What is expected:
Without copying any picture, return all lines below exactly.

Component data from apps and pages:
━━━

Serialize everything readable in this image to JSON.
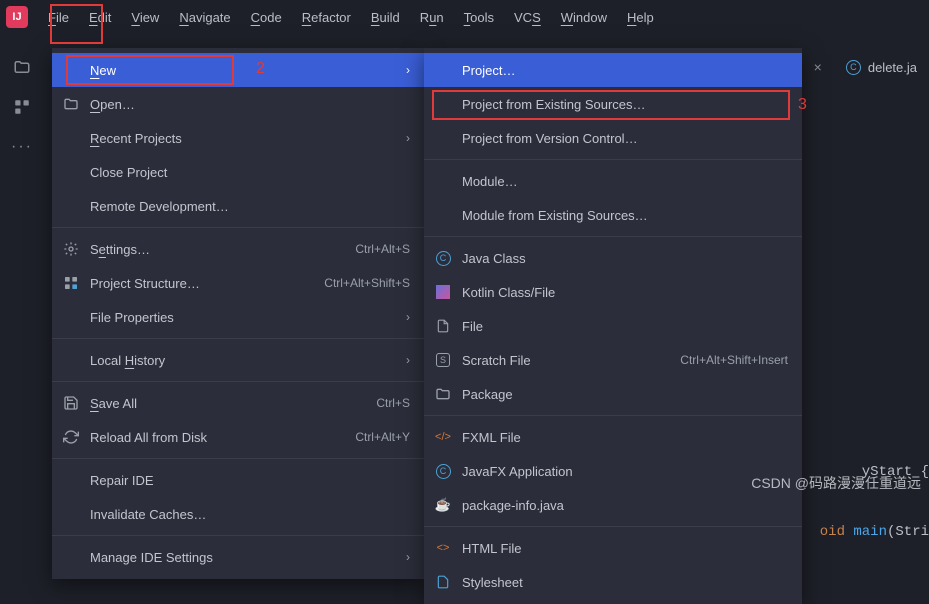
{
  "menubar": [
    {
      "key": "F",
      "rest": "ile"
    },
    {
      "key": "E",
      "rest": "dit"
    },
    {
      "key": "V",
      "rest": "iew"
    },
    {
      "key": "N",
      "rest": "avigate"
    },
    {
      "key": "C",
      "rest": "ode"
    },
    {
      "key": "R",
      "rest": "efactor"
    },
    {
      "key": "B",
      "rest": "uild"
    },
    {
      "key": "",
      "rest": "R",
      "key2": "u",
      "rest2": "n"
    },
    {
      "key": "T",
      "rest": "ools"
    },
    {
      "key": "",
      "rest": "VC",
      "key2": "S",
      "rest2": ""
    },
    {
      "key": "W",
      "rest": "indow"
    },
    {
      "key": "H",
      "rest": "elp"
    }
  ],
  "tabs": {
    "closed_x": "×",
    "delete": "delete.ja"
  },
  "file_menu": {
    "new": "New",
    "open": "Open…",
    "recent": "Recent Projects",
    "close": "Close Project",
    "remote": "Remote Development…",
    "settings": "Settings…",
    "settings_sc": "Ctrl+Alt+S",
    "structure": "Project Structure…",
    "structure_sc": "Ctrl+Alt+Shift+S",
    "fileprops": "File Properties",
    "history": "Local History",
    "save": "Save All",
    "save_sc": "Ctrl+S",
    "reload": "Reload All from Disk",
    "reload_sc": "Ctrl+Alt+Y",
    "repair": "Repair IDE",
    "invalidate": "Invalidate Caches…",
    "manage": "Manage IDE Settings"
  },
  "new_menu": {
    "project": "Project…",
    "existing": "Project from Existing Sources…",
    "vcs": "Project from Version Control…",
    "module": "Module…",
    "module_ex": "Module from Existing Sources…",
    "java": "Java Class",
    "kotlin": "Kotlin Class/File",
    "file": "File",
    "scratch": "Scratch File",
    "scratch_sc": "Ctrl+Alt+Shift+Insert",
    "package": "Package",
    "fxml": "FXML File",
    "javafx": "JavaFX Application",
    "pkginfo": "package-info.java",
    "html": "HTML File",
    "stylesheet": "Stylesheet"
  },
  "code_snip": {
    "line1a": "yStart {",
    "line2a": "oid ",
    "line2b": "main",
    "line2c": "(Stri"
  },
  "watermark": "CSDN @码路漫漫任重道远",
  "annot": {
    "n2": "2",
    "n3": "3"
  }
}
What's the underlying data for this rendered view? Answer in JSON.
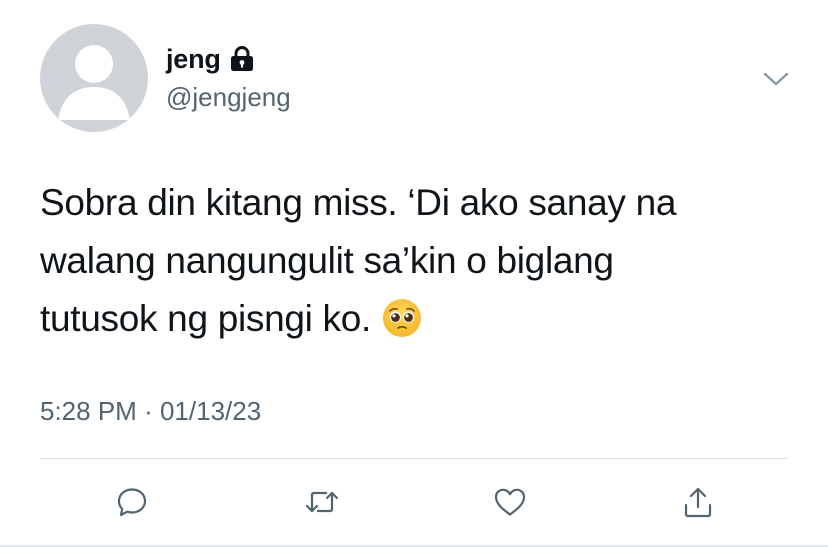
{
  "author": {
    "display_name": "jeng",
    "handle": "@jengjeng",
    "protected_icon": "lock-icon",
    "avatar": "default-avatar"
  },
  "tweet": {
    "text_lines": [
      "Sobra din kitang miss. ‘Di ako sanay na",
      "walang nangungulit sa’kin o biglang",
      "tutusok ng pisngi ko."
    ],
    "emoji": "pleading-face-emoji",
    "time": "5:28 PM",
    "separator": "·",
    "date": "01/13/23"
  },
  "actions": [
    {
      "name": "reply",
      "icon": "reply-icon"
    },
    {
      "name": "retweet",
      "icon": "retweet-icon"
    },
    {
      "name": "like",
      "icon": "heart-icon"
    },
    {
      "name": "share",
      "icon": "share-icon"
    }
  ],
  "colors": {
    "text_primary": "#0f1419",
    "text_secondary": "#536471",
    "avatar_bg": "#cfd3d7",
    "divider": "#dbe1e5"
  }
}
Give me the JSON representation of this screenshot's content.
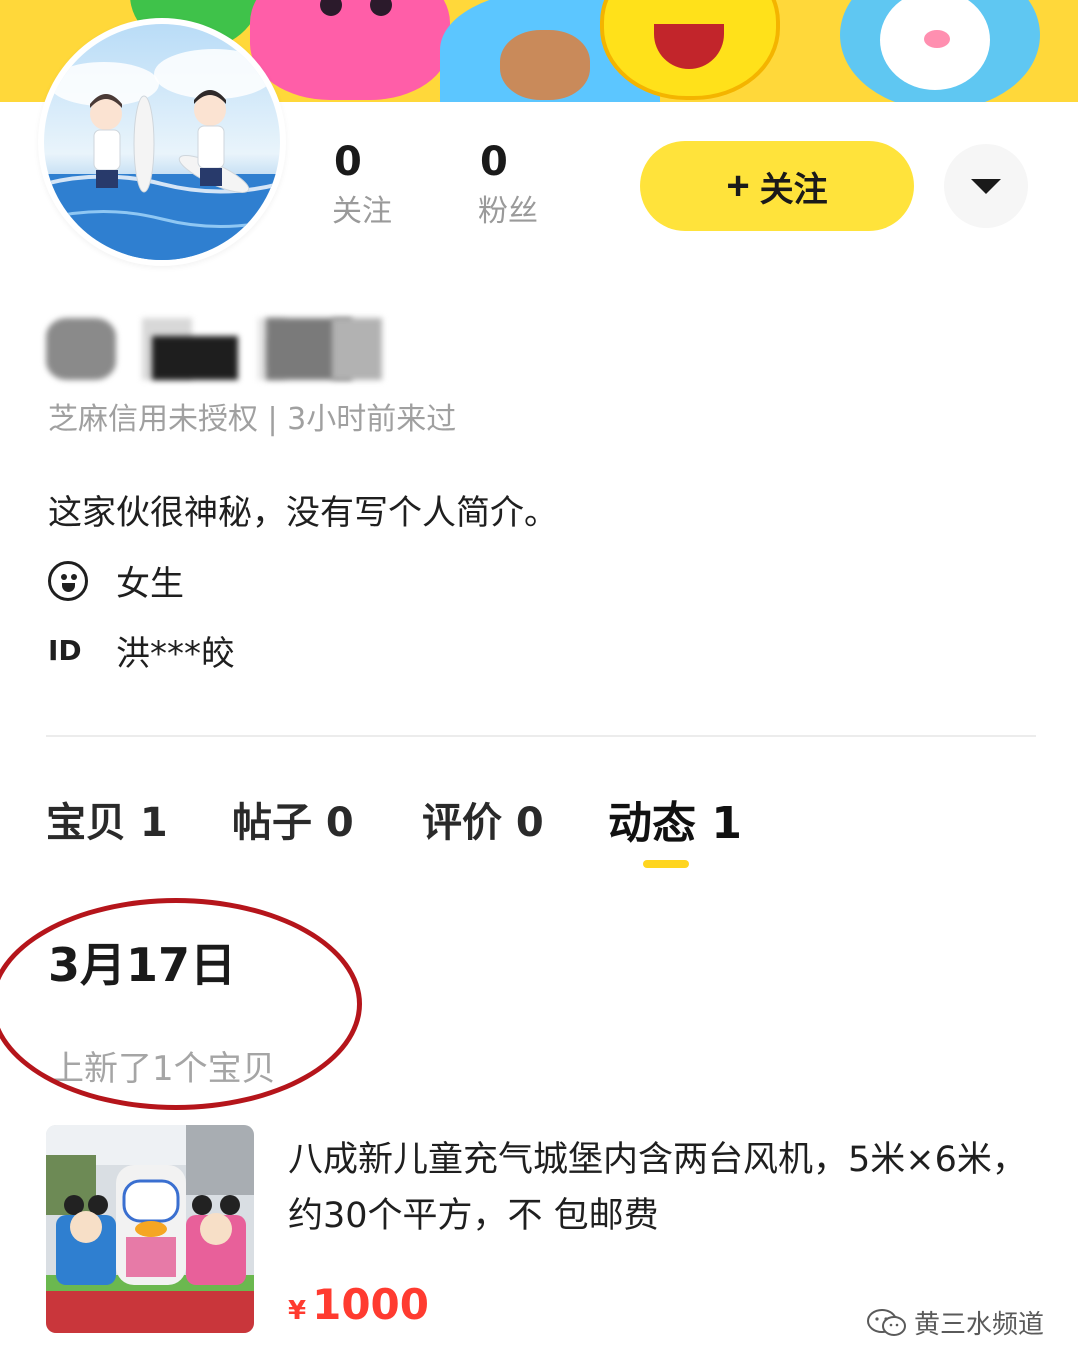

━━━

Answer area:
Serialize everything readable in this image to JSON.
{
  "menubar": [
    {
      "key": "F",
      "rest": "ile"
    },
    {
      "key": "E",
      "rest": "dit"
    },
    {
      "key": "V",
      "rest": "iew"
    },
    {
      "key": "N",
      "rest": "avigate"
    },
    {
      "key": "C",
      "rest": "ode"
    },
    {
      "key": "R",
      "rest": "efactor"
    },
    {
      "key": "B",
      "rest": "uild"
    },
    {
      "key": "",
      "rest": "R",
      "key2": "u",
      "rest2": "n"
    },
    {
      "key": "T",
      "rest": "ools"
    },
    {
      "key": "",
      "rest": "VC",
      "key2": "S",
      "rest2": ""
    },
    {
      "key": "W",
      "rest": "indow"
    },
    {
      "key": "H",
      "rest": "elp"
    }
  ],
  "tabs": {
    "closed_x": "×",
    "delete": "delete.ja"
  },
  "file_menu": {
    "new": "New",
    "open": "Open…",
    "recent": "Recent Projects",
    "close": "Close Project",
    "remote": "Remote Development…",
    "settings": "Settings…",
    "settings_sc": "Ctrl+Alt+S",
    "structure": "Project Structure…",
    "structure_sc": "Ctrl+Alt+Shift+S",
    "fileprops": "File Properties",
    "history": "Local History",
    "save": "Save All",
    "save_sc": "Ctrl+S",
    "reload": "Reload All from Disk",
    "reload_sc": "Ctrl+Alt+Y",
    "repair": "Repair IDE",
    "invalidate": "Invalidate Caches…",
    "manage": "Manage IDE Settings"
  },
  "new_menu": {
    "project": "Project…",
    "existing": "Project from Existing Sources…",
    "vcs": "Project from Version Control…",
    "module": "Module…",
    "module_ex": "Module from Existing Sources…",
    "java": "Java Class",
    "kotlin": "Kotlin Class/File",
    "file": "File",
    "scratch": "Scratch File",
    "scratch_sc": "Ctrl+Alt+Shift+Insert",
    "package": "Package",
    "fxml": "FXML File",
    "javafx": "JavaFX Application",
    "pkginfo": "package-info.java",
    "html": "HTML File",
    "stylesheet": "Stylesheet"
  },
  "code_snip": {
    "line1a": "yStart {",
    "line2a": "oid ",
    "line2b": "main",
    "line2c": "(Stri"
  },
  "watermark": "CSDN @码路漫漫任重道远",
  "annot": {
    "n2": "2",
    "n3": "3"
  }
}
What's the underlying data for this rendered view? Answer in JSON.
{
  "author": {
    "display_name": "jeng",
    "handle": "@jengjeng",
    "protected_icon": "lock-icon",
    "avatar": "default-avatar"
  },
  "tweet": {
    "text_lines": [
      "Sobra din kitang miss. ‘Di ako sanay na",
      "walang nangungulit sa’kin o biglang",
      "tutusok ng pisngi ko."
    ],
    "emoji": "pleading-face-emoji",
    "time": "5:28 PM",
    "separator": "·",
    "date": "01/13/23"
  },
  "actions": [
    {
      "name": "reply",
      "icon": "reply-icon"
    },
    {
      "name": "retweet",
      "icon": "retweet-icon"
    },
    {
      "name": "like",
      "icon": "heart-icon"
    },
    {
      "name": "share",
      "icon": "share-icon"
    }
  ],
  "colors": {
    "text_primary": "#0f1419",
    "text_secondary": "#536471",
    "avatar_bg": "#cfd3d7",
    "divider": "#dbe1e5"
  }
}
Give me the JSON representation of this screenshot's content.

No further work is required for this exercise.